→ **ACTIVITY**
Pull every line with "data" from the material.
☆ ☆ ☆
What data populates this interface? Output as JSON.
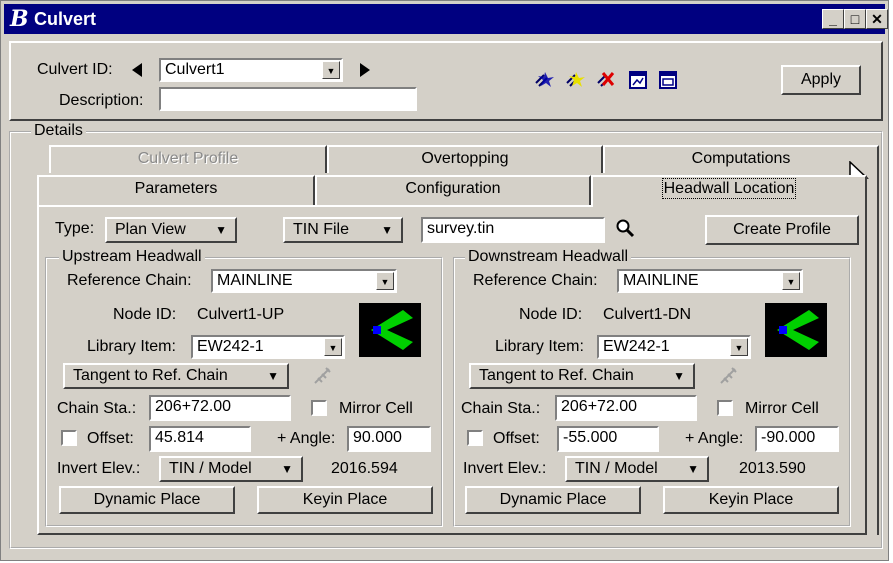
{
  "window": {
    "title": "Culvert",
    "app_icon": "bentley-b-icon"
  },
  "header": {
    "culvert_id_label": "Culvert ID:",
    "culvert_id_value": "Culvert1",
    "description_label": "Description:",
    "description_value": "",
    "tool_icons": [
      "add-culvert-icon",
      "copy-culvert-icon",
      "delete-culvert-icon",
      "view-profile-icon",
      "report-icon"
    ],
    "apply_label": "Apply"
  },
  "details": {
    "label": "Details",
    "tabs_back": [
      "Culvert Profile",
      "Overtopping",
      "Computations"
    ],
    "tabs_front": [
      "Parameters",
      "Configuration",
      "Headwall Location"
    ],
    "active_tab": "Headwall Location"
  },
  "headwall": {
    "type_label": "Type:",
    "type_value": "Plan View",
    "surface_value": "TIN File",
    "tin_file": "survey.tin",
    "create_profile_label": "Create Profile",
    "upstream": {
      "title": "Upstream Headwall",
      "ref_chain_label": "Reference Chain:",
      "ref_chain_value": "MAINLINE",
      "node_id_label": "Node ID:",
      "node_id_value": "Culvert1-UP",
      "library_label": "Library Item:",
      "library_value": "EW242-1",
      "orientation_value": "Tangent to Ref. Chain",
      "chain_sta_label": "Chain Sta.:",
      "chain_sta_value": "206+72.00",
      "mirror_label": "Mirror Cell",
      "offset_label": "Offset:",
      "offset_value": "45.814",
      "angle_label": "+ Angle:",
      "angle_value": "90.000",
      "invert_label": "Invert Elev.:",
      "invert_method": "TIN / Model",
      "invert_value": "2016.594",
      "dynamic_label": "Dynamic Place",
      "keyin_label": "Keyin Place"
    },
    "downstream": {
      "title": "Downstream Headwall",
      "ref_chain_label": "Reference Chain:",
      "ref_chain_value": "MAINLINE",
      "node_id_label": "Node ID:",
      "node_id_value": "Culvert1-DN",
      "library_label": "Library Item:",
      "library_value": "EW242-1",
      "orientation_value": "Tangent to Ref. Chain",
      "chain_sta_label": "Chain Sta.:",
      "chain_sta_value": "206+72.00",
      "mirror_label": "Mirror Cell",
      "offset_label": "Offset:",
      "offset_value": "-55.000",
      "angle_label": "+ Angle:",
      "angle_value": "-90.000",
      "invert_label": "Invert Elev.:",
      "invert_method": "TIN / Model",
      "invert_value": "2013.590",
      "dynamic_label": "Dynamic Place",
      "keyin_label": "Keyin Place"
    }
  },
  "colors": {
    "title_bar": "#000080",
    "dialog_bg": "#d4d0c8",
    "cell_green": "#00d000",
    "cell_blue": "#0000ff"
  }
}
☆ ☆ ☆
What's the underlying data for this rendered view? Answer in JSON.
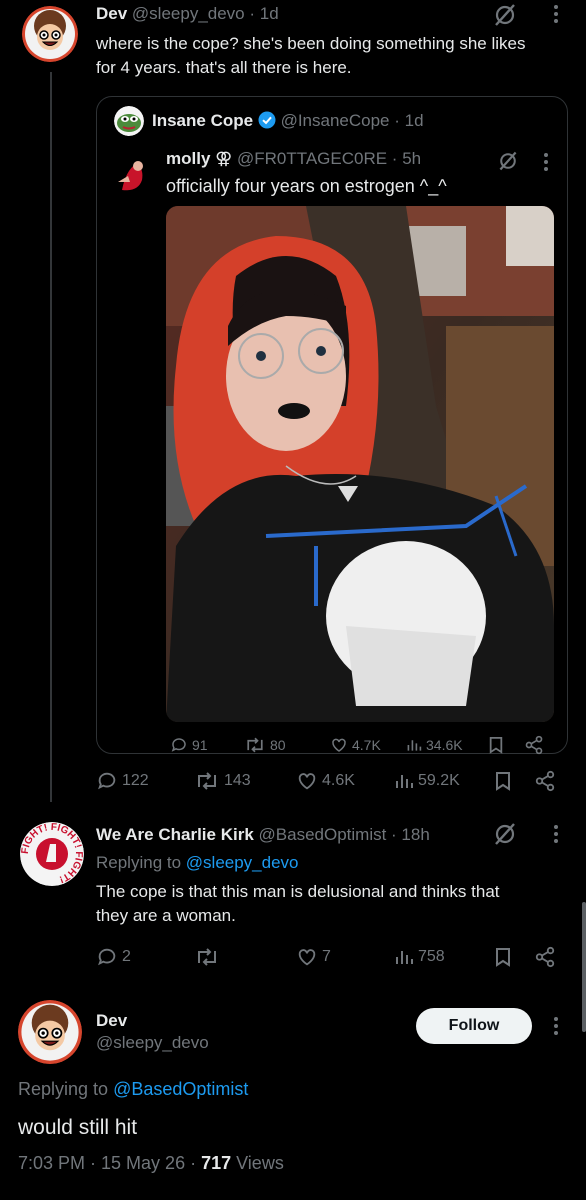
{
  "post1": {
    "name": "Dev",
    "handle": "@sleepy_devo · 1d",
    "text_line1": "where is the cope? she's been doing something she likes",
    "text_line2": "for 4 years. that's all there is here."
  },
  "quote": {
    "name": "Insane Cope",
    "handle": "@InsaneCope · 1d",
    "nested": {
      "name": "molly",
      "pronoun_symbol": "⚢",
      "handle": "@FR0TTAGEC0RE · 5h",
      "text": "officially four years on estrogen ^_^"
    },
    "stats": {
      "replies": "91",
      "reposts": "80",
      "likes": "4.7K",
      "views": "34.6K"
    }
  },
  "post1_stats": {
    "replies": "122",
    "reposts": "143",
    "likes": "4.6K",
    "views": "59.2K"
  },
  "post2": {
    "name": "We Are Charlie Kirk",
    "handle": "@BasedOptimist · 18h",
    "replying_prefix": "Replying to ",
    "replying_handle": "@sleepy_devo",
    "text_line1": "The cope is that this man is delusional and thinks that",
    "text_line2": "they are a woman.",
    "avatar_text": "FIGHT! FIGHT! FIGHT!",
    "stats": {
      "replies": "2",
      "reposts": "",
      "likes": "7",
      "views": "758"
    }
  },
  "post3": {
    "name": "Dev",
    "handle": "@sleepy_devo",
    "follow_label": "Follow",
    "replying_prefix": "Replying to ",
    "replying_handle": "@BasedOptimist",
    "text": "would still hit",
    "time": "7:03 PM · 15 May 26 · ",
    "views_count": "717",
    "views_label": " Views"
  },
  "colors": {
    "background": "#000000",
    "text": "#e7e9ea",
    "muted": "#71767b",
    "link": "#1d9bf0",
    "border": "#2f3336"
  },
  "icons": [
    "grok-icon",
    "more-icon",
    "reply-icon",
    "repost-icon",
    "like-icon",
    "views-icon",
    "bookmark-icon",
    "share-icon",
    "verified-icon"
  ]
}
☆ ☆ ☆
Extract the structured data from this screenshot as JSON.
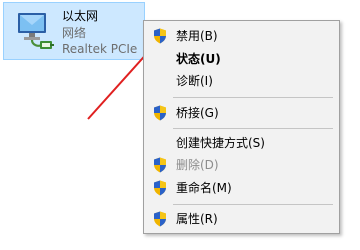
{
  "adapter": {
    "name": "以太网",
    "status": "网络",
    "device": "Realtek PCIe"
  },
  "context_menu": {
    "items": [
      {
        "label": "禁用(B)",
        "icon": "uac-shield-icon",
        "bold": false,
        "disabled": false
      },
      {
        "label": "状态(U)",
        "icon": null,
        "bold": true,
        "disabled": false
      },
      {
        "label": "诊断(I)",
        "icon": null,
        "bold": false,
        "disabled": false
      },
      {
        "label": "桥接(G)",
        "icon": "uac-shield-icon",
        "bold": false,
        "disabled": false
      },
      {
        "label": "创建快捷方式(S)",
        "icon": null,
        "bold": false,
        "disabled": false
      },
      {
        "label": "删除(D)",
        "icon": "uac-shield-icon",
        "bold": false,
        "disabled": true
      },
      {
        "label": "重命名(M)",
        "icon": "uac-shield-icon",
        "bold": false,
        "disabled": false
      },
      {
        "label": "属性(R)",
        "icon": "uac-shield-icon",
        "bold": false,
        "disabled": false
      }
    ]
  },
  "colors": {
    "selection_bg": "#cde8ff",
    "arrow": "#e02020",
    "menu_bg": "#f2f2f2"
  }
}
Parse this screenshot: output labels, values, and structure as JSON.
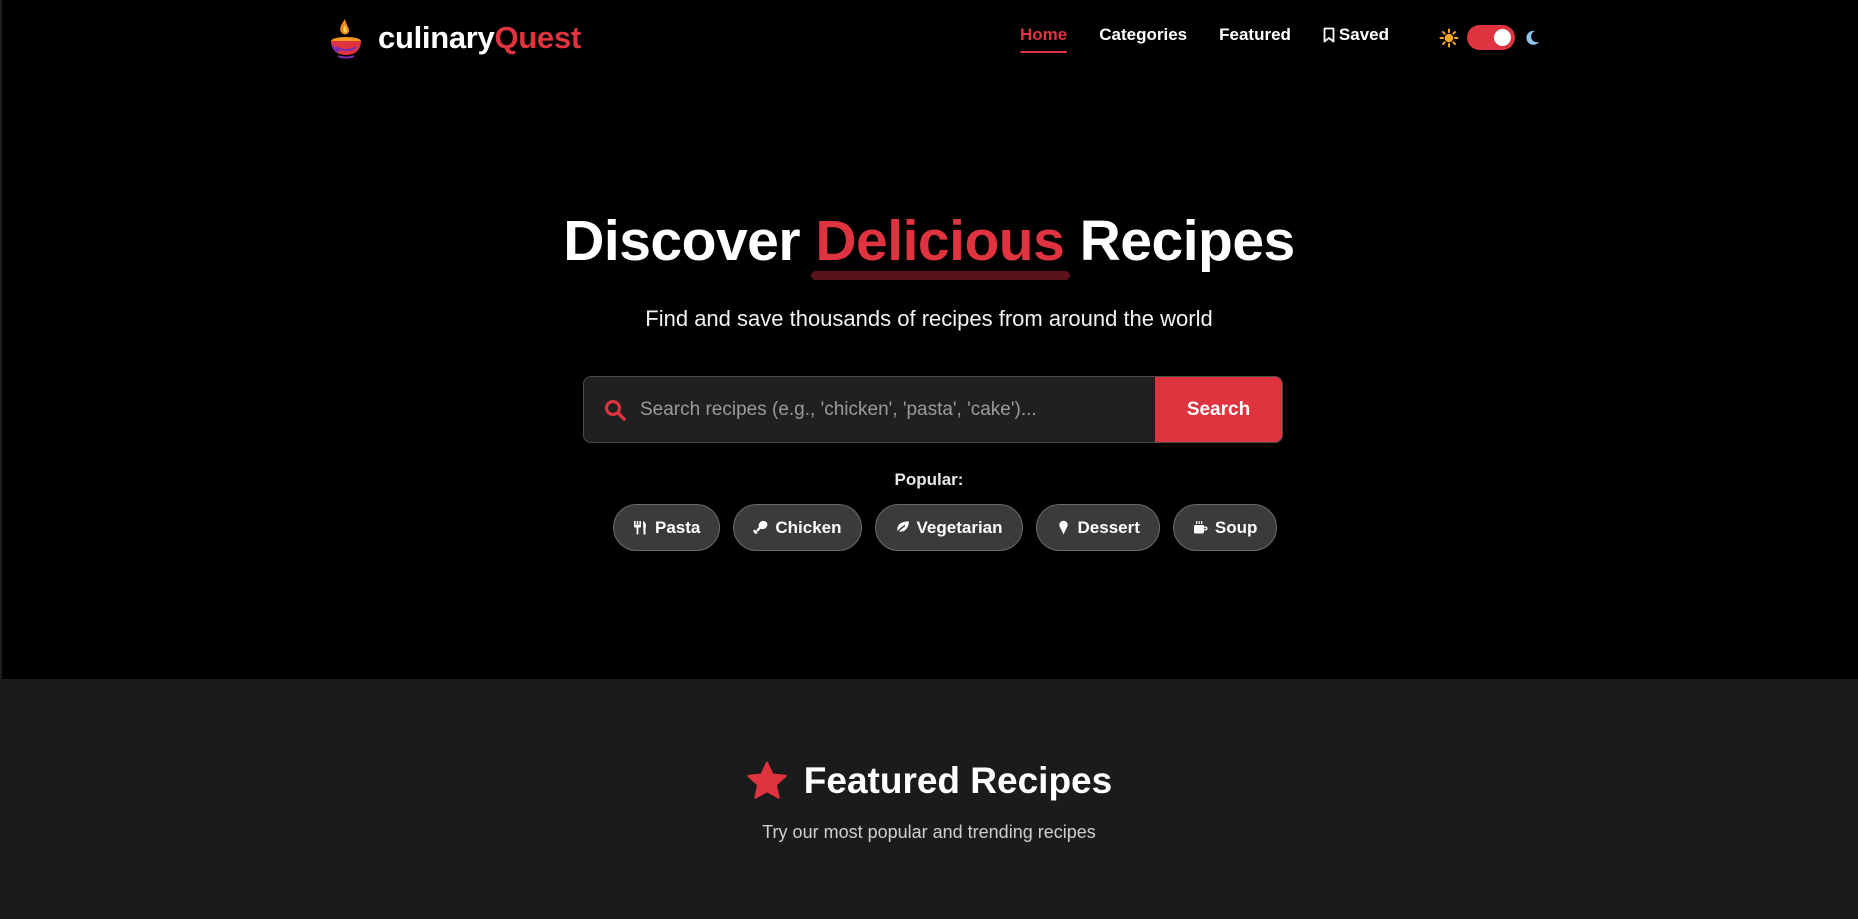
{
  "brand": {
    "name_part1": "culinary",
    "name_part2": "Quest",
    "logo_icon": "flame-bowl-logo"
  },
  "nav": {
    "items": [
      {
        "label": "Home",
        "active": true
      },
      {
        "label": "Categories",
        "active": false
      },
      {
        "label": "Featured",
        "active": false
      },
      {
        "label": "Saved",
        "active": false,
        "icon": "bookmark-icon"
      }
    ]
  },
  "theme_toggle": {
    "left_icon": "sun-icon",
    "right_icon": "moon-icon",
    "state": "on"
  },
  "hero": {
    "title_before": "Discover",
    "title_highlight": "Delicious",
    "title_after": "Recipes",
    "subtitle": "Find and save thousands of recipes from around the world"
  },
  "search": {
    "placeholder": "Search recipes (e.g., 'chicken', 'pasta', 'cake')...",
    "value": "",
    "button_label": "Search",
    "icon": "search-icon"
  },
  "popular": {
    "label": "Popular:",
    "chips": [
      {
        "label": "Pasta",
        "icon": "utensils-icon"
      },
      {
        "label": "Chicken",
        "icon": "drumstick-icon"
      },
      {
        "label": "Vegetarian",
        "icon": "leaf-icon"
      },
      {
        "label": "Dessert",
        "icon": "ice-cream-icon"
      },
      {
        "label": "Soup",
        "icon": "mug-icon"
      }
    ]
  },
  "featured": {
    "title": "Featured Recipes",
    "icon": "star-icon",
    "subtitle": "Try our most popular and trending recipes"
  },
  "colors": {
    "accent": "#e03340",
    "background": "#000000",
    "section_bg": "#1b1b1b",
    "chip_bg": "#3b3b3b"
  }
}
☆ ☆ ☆
→ **RESULT**
What data populates this interface? Output as JSON.
What's the underlying data for this rendered view? Answer in JSON.
Extract the structured data from this screenshot as JSON.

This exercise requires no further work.